Dataset items

++++++

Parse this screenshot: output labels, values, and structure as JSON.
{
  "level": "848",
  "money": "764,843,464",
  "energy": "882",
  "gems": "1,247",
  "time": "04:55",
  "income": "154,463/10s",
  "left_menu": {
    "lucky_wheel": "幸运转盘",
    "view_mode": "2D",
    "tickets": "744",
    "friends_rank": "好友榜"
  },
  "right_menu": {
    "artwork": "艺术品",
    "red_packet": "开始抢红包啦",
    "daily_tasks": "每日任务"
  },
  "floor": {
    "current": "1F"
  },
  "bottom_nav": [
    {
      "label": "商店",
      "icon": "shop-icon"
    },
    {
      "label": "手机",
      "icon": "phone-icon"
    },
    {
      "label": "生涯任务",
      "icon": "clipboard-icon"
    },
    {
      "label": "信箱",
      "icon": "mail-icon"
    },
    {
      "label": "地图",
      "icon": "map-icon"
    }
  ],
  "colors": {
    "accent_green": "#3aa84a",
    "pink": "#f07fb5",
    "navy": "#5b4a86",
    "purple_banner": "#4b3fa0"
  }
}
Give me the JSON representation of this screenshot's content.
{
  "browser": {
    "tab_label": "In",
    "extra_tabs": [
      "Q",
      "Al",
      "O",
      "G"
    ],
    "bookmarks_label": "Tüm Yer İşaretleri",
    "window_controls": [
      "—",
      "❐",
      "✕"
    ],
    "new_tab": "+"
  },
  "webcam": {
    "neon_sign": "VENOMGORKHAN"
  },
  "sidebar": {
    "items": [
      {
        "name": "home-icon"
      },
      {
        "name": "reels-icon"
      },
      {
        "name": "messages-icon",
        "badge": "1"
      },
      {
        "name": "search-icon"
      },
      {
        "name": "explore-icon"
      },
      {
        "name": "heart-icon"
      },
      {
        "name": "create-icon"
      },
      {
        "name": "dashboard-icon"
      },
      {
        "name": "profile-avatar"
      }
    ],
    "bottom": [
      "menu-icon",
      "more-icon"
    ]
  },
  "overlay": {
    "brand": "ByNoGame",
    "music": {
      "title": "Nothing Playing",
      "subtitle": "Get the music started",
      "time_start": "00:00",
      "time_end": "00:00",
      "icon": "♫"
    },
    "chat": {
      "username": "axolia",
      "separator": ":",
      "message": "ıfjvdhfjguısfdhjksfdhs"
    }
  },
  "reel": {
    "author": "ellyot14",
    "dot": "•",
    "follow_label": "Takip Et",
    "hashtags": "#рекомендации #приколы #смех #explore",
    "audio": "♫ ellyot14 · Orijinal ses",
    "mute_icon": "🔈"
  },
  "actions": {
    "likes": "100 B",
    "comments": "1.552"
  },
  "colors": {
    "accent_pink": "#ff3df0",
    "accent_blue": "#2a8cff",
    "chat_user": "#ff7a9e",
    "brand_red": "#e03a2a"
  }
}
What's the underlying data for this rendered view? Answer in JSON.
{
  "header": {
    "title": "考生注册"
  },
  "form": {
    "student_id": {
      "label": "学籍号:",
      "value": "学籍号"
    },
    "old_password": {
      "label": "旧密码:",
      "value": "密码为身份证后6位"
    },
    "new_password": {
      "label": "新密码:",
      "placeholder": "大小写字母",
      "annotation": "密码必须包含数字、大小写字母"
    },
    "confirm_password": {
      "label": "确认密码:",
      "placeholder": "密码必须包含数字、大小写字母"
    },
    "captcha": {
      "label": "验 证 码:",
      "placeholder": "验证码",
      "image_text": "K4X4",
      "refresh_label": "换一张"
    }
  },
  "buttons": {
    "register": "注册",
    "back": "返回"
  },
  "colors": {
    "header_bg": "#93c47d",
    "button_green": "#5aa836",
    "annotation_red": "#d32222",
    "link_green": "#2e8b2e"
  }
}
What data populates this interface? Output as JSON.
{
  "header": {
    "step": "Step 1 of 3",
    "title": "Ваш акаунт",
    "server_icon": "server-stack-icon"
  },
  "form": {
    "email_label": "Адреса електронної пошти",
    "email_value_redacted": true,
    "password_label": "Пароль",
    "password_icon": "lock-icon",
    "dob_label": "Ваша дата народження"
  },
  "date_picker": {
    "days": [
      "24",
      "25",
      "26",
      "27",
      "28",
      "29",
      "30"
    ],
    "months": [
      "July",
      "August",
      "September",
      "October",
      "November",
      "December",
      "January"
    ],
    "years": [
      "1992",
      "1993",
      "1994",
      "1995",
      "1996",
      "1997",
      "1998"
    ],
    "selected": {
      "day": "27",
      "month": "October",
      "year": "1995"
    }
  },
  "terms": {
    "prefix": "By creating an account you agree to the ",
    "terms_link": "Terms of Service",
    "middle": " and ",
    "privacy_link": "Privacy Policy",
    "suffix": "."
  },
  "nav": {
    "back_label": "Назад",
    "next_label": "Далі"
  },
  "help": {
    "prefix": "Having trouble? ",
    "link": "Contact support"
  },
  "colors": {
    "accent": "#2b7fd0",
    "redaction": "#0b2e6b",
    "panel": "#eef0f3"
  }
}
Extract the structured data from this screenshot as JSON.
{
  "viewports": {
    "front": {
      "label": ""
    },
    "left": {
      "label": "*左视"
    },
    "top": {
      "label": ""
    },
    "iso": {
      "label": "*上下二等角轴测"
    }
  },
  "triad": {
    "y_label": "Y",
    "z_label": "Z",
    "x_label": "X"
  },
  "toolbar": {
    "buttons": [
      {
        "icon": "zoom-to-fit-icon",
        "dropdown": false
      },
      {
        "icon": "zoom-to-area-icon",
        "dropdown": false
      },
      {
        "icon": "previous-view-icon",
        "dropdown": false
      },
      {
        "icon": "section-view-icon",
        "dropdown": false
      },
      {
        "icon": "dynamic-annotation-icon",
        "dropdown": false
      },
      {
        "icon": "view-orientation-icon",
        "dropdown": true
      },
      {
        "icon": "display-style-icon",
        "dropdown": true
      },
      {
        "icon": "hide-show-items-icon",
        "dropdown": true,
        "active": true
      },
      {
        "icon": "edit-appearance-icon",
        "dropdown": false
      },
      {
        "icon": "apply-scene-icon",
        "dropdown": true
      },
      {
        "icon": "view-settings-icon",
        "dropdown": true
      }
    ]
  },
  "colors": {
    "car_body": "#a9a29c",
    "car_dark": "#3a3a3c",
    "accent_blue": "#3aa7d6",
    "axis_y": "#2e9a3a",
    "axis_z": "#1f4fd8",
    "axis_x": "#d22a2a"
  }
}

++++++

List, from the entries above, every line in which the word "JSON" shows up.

**Task output**
Parse this screenshot: output labels, values, and structure as JSON.
Give me the JSON representation of this screenshot's content.
What's the underlying data for this rendered view? Answer in JSON.
What data populates this interface? Output as JSON.
Extract the structured data from this screenshot as JSON.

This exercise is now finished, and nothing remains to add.